Ham Porter: You heard me.
Phillips: Tomorrow. Noon, at our field. Be there, buffalo-butt breath.
Ham Porter: Count on it, pee-drinking crap-face!
Oh, it is a classic. I find it interesting that there are all these different insults being slung back and forth and the one insult that is so shocking, so insulting, so unforgivable is that “You play ball like a giiirrrrrrrrl!” Playing ball like a girl is worse than not being good enough to lick the dirt off cleats, worse than being called a jerk, idiot, or moron. It is worse than being called a scab eater, butt sniffer, pus licker, or fart smeller. It is worse than a geek eating dog crap for breakfast, mixing Wheaties with your mama’s toe jam, or bobbing for apples in the toilet…and liking it.
The worse insult that you can sling to any little boy on the baseball field is that they play ball like a girl.
My point is that without even realizing it, my husband was passing along stereotypical thoughts and impressions to my son. My husband is not sexist, but that is how stereotypes, racial biases, and profiling are impressed upon us and our children—subtly, unknowingly, and for the most part, innocently. Of course, there are exceptions because I know that there are plenty of racists, misogynists, misandrists, and a whole lot of other hater-ists out there in the world.
Anyway, people need to think critically. I shouldn’t assume every man thinks that he is superior to me because I am a woman. My husband shouldn’t assume that a girl’s swing is inferior to any boy’s swing. Somehow, telling my daughter that she swings like a boy just wouldn’t have the same effect as saying to my son that he swings like a girl.
Now, this story is leading you up to something else that I have been pondering about the last couple of days. It has to do with stereotyping and profiling. I can’t go into all the different cases of stereotyping and profiling because that would take forever, so I will go with the story that is in the news right now—Professor Gates vs. Sgt. Crowley, with a little interference from President Obama on the side.
Every police officer out there is not racist. Not every African-American is a criminal. After doing some research, I believe that the entire incident between Professor Gates and Sgt. Crowley is unfortunate and unhelpful toward healing race relations in our country. I think that Sgt. Crowley was doing his job, while Professor Gates was upset that he was being questioned about his right to be in his own home. Any person would have been upset if they were tired from a trip and just wanted to get home and were being questioned by the police because someone was concerned enough to call 911 and report a possible break in.

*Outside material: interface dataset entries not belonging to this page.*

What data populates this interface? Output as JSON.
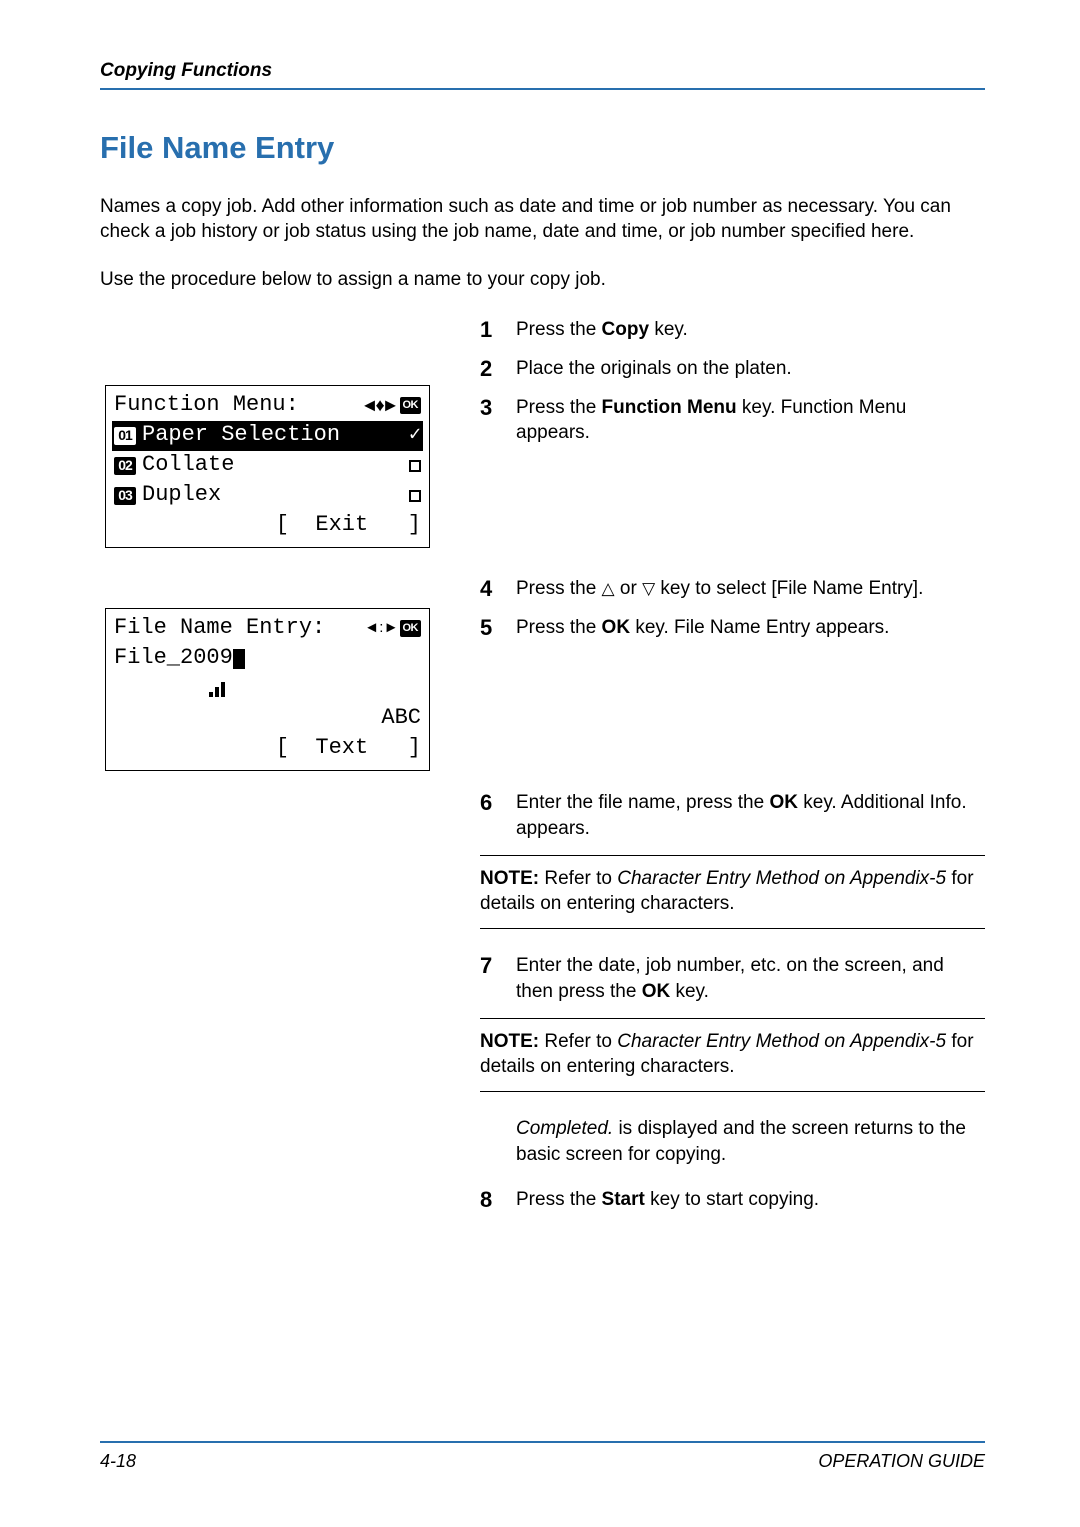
{
  "header": {
    "chapter": "Copying Functions"
  },
  "title": "File Name Entry",
  "intro1": "Names a copy job. Add other information such as date and time or job number as necessary. You can check a job history or job status using the job name, date and time, or job number specified here.",
  "intro2": "Use the procedure below to assign a name to your copy job.",
  "lcd1": {
    "title": "Function Menu:",
    "ok_label": "OK",
    "items": [
      {
        "num": "01",
        "label": "Paper Selection",
        "state": "check"
      },
      {
        "num": "02",
        "label": "Collate",
        "state": "box"
      },
      {
        "num": "03",
        "label": "Duplex",
        "state": "box"
      }
    ],
    "exit": "[  Exit   ]"
  },
  "lcd2": {
    "title": "File Name Entry:",
    "ok_label": "OK",
    "value": "File_2009",
    "mode": " ABC",
    "text": "[  Text   ]"
  },
  "steps": {
    "s1": {
      "num": "1",
      "html": "Press the <b>Copy</b> key."
    },
    "s2": {
      "num": "2",
      "html": "Place the originals on the platen."
    },
    "s3": {
      "num": "3",
      "html": "Press the <b>Function Menu</b> key. Function Menu appears."
    },
    "s4": {
      "num": "4",
      "html": "Press the <span class='tri'>△</span> or <span class='tri'>▽</span> key to select [File Name Entry]."
    },
    "s5": {
      "num": "5",
      "html": "Press the <b>OK</b> key. File Name Entry appears."
    },
    "s6": {
      "num": "6",
      "html": "Enter the file name, press the <b>OK</b> key. Additional Info. appears."
    },
    "s7": {
      "num": "7",
      "html": "Enter the date, job number, etc. on the screen, and then press the <b>OK</b> key."
    },
    "s8": {
      "num": "8",
      "html": "Press the <b>Start</b> key to start copying."
    }
  },
  "note1": "<b>NOTE:</b> Refer to <i>Character Entry Method on Appendix-5</i> for details on entering characters.",
  "note2": "<b>NOTE:</b> Refer to <i>Character Entry Method on Appendix-5</i> for details on entering characters.",
  "completed": "<i>Completed.</i> is displayed and the screen returns to the basic screen for copying.",
  "footer": {
    "page": "4-18",
    "book": "OPERATION GUIDE"
  }
}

I would like to think that in retrospect that the Professor is pleased to know that people in his community care enough about each other to step up and make that call.
Will this cause people to become wary of calling 911 and getting involved because they do not want to have their motives questioned or be called a racist? Will this cause people to not give eyewitness accounts because they do not want to describe race or seen as racially profiling? Will this cause police officers to pause before acting or questioning someone because they would not want to be labeled as showing a racial bias? Will this cause police officers from doing their jobs to protect and serve our communities because they do not want to be accused of being racist?
Was it really necessary for President Obama to speak about this case?
Oh, and what signal does sitting around having a beer to solve a problem send to all those folks in AA that are trying to overcome the urge to drink when faced with a problem?